Send to

Choose Destination
J Affect Disord. 2002 Dec;72(3):209-26.

Neuropsychology of bipolar disorder: a review.

Author information

Section of Neurobiology, Division of Psychological Medicine, Institute of Psychiatry, De Crespigny Park, SE5 8AF, London, UK.



Bipolar disorder (BD) may be associated with significant and persistent cognitive impairment. The aim of this study was to describe the profile of cognitive deficits in BD at different phases of the illness and determine whether it is different from that of schizophrenia and unipolar (UP) depression.


A systematic review of the computerised literature of neuropsychological studies of BD published between 1980 and 2000.
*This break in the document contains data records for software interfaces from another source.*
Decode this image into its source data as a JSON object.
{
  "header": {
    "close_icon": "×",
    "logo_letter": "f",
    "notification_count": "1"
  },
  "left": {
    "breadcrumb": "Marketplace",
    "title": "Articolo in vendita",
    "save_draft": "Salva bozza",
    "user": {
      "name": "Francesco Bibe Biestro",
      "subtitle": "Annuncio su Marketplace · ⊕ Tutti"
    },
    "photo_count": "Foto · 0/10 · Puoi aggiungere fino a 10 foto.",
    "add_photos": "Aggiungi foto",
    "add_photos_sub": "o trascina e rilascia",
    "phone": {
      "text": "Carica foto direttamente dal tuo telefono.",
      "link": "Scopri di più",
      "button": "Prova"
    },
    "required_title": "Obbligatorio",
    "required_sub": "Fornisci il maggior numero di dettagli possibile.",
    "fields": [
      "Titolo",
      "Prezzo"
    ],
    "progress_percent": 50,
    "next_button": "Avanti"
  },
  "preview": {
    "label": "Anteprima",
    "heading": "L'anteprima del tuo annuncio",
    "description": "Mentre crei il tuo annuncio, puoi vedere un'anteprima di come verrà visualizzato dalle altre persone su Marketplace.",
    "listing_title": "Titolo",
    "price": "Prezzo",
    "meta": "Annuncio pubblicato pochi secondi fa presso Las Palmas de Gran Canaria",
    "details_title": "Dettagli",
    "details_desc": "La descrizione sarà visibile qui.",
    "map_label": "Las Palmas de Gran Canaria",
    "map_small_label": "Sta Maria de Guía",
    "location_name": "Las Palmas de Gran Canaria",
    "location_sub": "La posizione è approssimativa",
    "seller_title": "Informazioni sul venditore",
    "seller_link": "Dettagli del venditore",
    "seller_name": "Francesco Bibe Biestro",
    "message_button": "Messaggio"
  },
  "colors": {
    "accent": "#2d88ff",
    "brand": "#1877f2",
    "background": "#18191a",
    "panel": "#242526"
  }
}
General intellectual function: this was largely preserved in BD. Impairments when present were limited to acute episodes and to performance scores. Attention: attentional abnormalities were seen in symptomatic BD patients and persisted in remission in measures of sustained attention and inhibitory control. Memory: verbal memory was impaired even in euthymic patients while visuo-spatial memory deficits were variable depending on the tasks used. Executive function: all aspects of executive function (planning, abstract concept formation, set shifting) were impaired in symptomatic BD patients. Performance on executive function tests was sensitive to the presence of even residual symptoms but it may be normal in fully recovered patients with uncomplicated BD. Comparison to other patient groups: no major differences in cognitive profile between BD and UP depression were found. Remitted BD patients out-performed stable schizophrenics on most cognitive measures but this advantage disappeared when they were acutely symptomatic.


Symptomatic BD patients have widespread cognitive abnormalities. Trait related deficits appear to be present in verbal memory and sustained attention. Executive function and visual memory may be also affected at least in some recovered BD patients.

[Indexed for MEDLINE]

Supplemental Content

Full text links

Icon for Elsevier Science
Loading ...
Support Center